_Excerpted data_
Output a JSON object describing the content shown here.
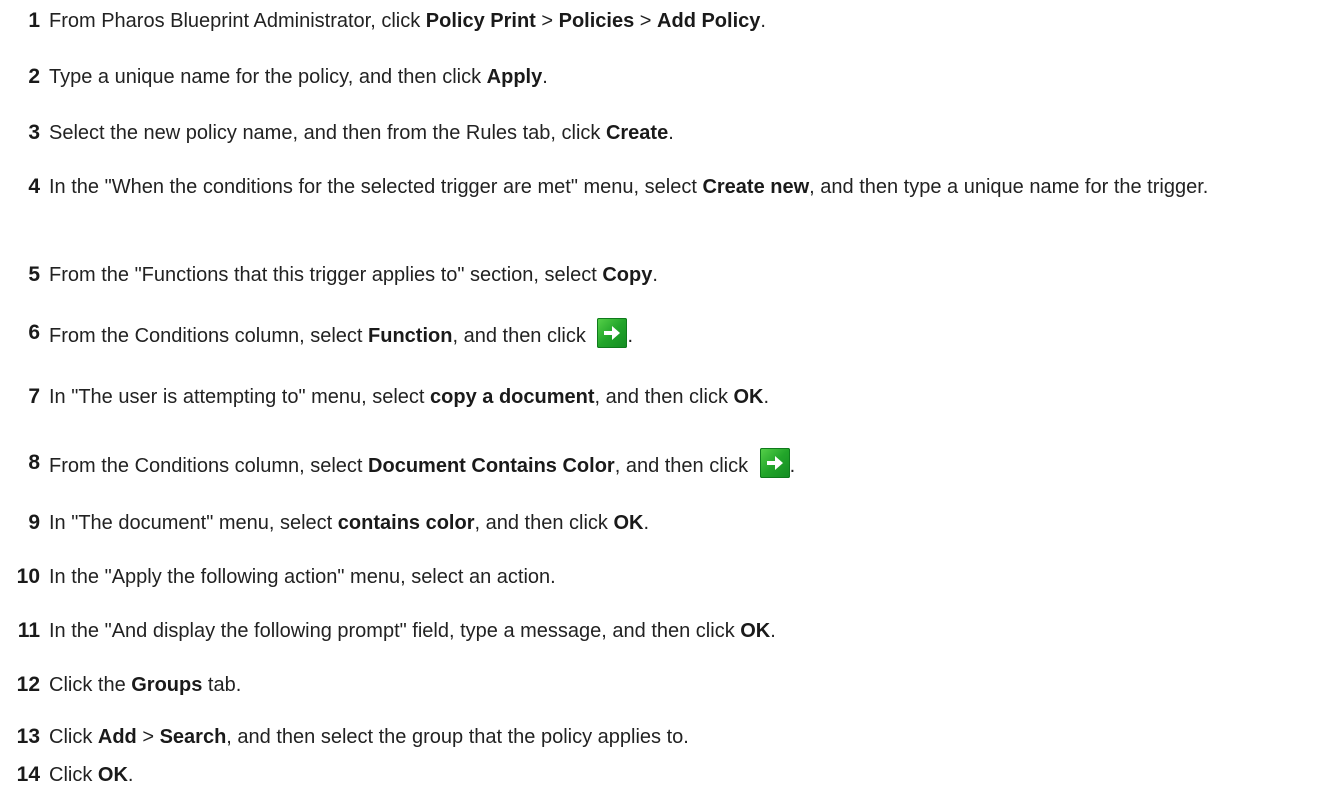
{
  "steps": [
    {
      "number": "1",
      "parts": [
        {
          "t": "From Pharos Blueprint Administrator, click "
        },
        {
          "t": "Policy Print",
          "b": true
        },
        {
          "t": " > "
        },
        {
          "t": "Policies",
          "b": true
        },
        {
          "t": " > "
        },
        {
          "t": "Add Policy",
          "b": true
        },
        {
          "t": "."
        }
      ]
    },
    {
      "number": "2",
      "parts": [
        {
          "t": "Type a unique name for the policy, and then click "
        },
        {
          "t": "Apply",
          "b": true
        },
        {
          "t": "."
        }
      ]
    },
    {
      "number": "3",
      "parts": [
        {
          "t": "Select the new policy name, and then from the Rules tab, click "
        },
        {
          "t": "Create",
          "b": true
        },
        {
          "t": "."
        }
      ]
    },
    {
      "number": "4",
      "parts": [
        {
          "t": "In the \"When the conditions for the selected trigger are met\" menu, select "
        },
        {
          "t": "Create new",
          "b": true
        },
        {
          "t": ", and then type a unique name for the trigger."
        }
      ]
    },
    {
      "number": "5",
      "parts": [
        {
          "t": "From the \"Functions that this trigger applies to\" section, select "
        },
        {
          "t": "Copy",
          "b": true
        },
        {
          "t": "."
        }
      ]
    },
    {
      "number": "6",
      "parts": [
        {
          "t": "From the Conditions column, select "
        },
        {
          "t": "Function",
          "b": true
        },
        {
          "t": ", and then click "
        },
        {
          "icon": "green-arrow-right-icon"
        },
        {
          "t": "."
        }
      ]
    },
    {
      "number": "7",
      "parts": [
        {
          "t": "In \"The user is attempting to\" menu, select "
        },
        {
          "t": "copy a document",
          "b": true
        },
        {
          "t": ", and then click "
        },
        {
          "t": "OK",
          "b": true
        },
        {
          "t": "."
        }
      ]
    },
    {
      "number": "8",
      "parts": [
        {
          "t": "From the Conditions column, select "
        },
        {
          "t": "Document Contains Color",
          "b": true
        },
        {
          "t": ", and then click "
        },
        {
          "icon": "green-arrow-right-icon"
        },
        {
          "t": "."
        }
      ]
    },
    {
      "number": "9",
      "parts": [
        {
          "t": "In \"The document\" menu, select "
        },
        {
          "t": "contains color",
          "b": true
        },
        {
          "t": ", and then click "
        },
        {
          "t": "OK",
          "b": true
        },
        {
          "t": "."
        }
      ]
    },
    {
      "number": "10",
      "parts": [
        {
          "t": "In the \"Apply the following action\" menu, select an action."
        }
      ]
    },
    {
      "number": "11",
      "parts": [
        {
          "t": "In the \"And display the following prompt\" field, type a message, and then click "
        },
        {
          "t": "OK",
          "b": true
        },
        {
          "t": "."
        }
      ]
    },
    {
      "number": "12",
      "parts": [
        {
          "t": "Click the "
        },
        {
          "t": "Groups",
          "b": true
        },
        {
          "t": " tab."
        }
      ]
    },
    {
      "number": "13",
      "parts": [
        {
          "t": "Click "
        },
        {
          "t": "Add",
          "b": true
        },
        {
          "t": " > "
        },
        {
          "t": "Search",
          "b": true
        },
        {
          "t": ", and then select the group that the policy applies to."
        }
      ]
    },
    {
      "number": "14",
      "parts": [
        {
          "t": "Click "
        },
        {
          "t": "OK",
          "b": true
        },
        {
          "t": "."
        }
      ]
    }
  ]
}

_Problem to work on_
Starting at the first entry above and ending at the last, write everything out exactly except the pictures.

_Reply_
Output a JSON object describing the content shown here.
{
  "steps": [
    {
      "number": "1",
      "parts": [
        {
          "t": "From Pharos Blueprint Administrator, click "
        },
        {
          "t": "Policy Print",
          "b": true
        },
        {
          "t": " > "
        },
        {
          "t": "Policies",
          "b": true
        },
        {
          "t": " > "
        },
        {
          "t": "Add Policy",
          "b": true
        },
        {
          "t": "."
        }
      ]
    },
    {
      "number": "2",
      "parts": [
        {
          "t": "Type a unique name for the policy, and then click "
        },
        {
          "t": "Apply",
          "b": true
        },
        {
          "t": "."
        }
      ]
    },
    {
      "number": "3",
      "parts": [
        {
          "t": "Select the new policy name, and then from the Rules tab, click "
        },
        {
          "t": "Create",
          "b": true
        },
        {
          "t": "."
        }
      ]
    },
    {
      "number": "4",
      "parts": [
        {
          "t": "In the \"When the conditions for the selected trigger are met\" menu, select "
        },
        {
          "t": "Create new",
          "b": true
        },
        {
          "t": ", and then type a unique name for the trigger."
        }
      ]
    },
    {
      "number": "5",
      "parts": [
        {
          "t": "From the \"Functions that this trigger applies to\" section, select "
        },
        {
          "t": "Copy",
          "b": true
        },
        {
          "t": "."
        }
      ]
    },
    {
      "number": "6",
      "parts": [
        {
          "t": "From the Conditions column, select "
        },
        {
          "t": "Function",
          "b": true
        },
        {
          "t": ", and then click "
        },
        {
          "icon": "green-arrow-right-icon"
        },
        {
          "t": "."
        }
      ]
    },
    {
      "number": "7",
      "parts": [
        {
          "t": "In \"The user is attempting to\" menu, select "
        },
        {
          "t": "copy a document",
          "b": true
        },
        {
          "t": ", and then click "
        },
        {
          "t": "OK",
          "b": true
        },
        {
          "t": "."
        }
      ]
    },
    {
      "number": "8",
      "parts": [
        {
          "t": "From the Conditions column, select "
        },
        {
          "t": "Document Contains Color",
          "b": true
        },
        {
          "t": ", and then click "
        },
        {
          "icon": "green-arrow-right-icon"
        },
        {
          "t": "."
        }
      ]
    },
    {
      "number": "9",
      "parts": [
        {
          "t": "In \"The document\" menu, select "
        },
        {
          "t": "contains color",
          "b": true
        },
        {
          "t": ", and then click "
        },
        {
          "t": "OK",
          "b": true
        },
        {
          "t": "."
        }
      ]
    },
    {
      "number": "10",
      "parts": [
        {
          "t": "In the \"Apply the following action\" menu, select an action."
        }
      ]
    },
    {
      "number": "11",
      "parts": [
        {
          "t": "In the \"And display the following prompt\" field, type a message, and then click "
        },
        {
          "t": "OK",
          "b": true
        },
        {
          "t": "."
        }
      ]
    },
    {
      "number": "12",
      "parts": [
        {
          "t": "Click the "
        },
        {
          "t": "Groups",
          "b": true
        },
        {
          "t": " tab."
        }
      ]
    },
    {
      "number": "13",
      "parts": [
        {
          "t": "Click "
        },
        {
          "t": "Add",
          "b": true
        },
        {
          "t": " > "
        },
        {
          "t": "Search",
          "b": true
        },
        {
          "t": ", and then select the group that the policy applies to."
        }
      ]
    },
    {
      "number": "14",
      "parts": [
        {
          "t": "Click "
        },
        {
          "t": "OK",
          "b": true
        },
        {
          "t": "."
        }
      ]
    }
  ]
}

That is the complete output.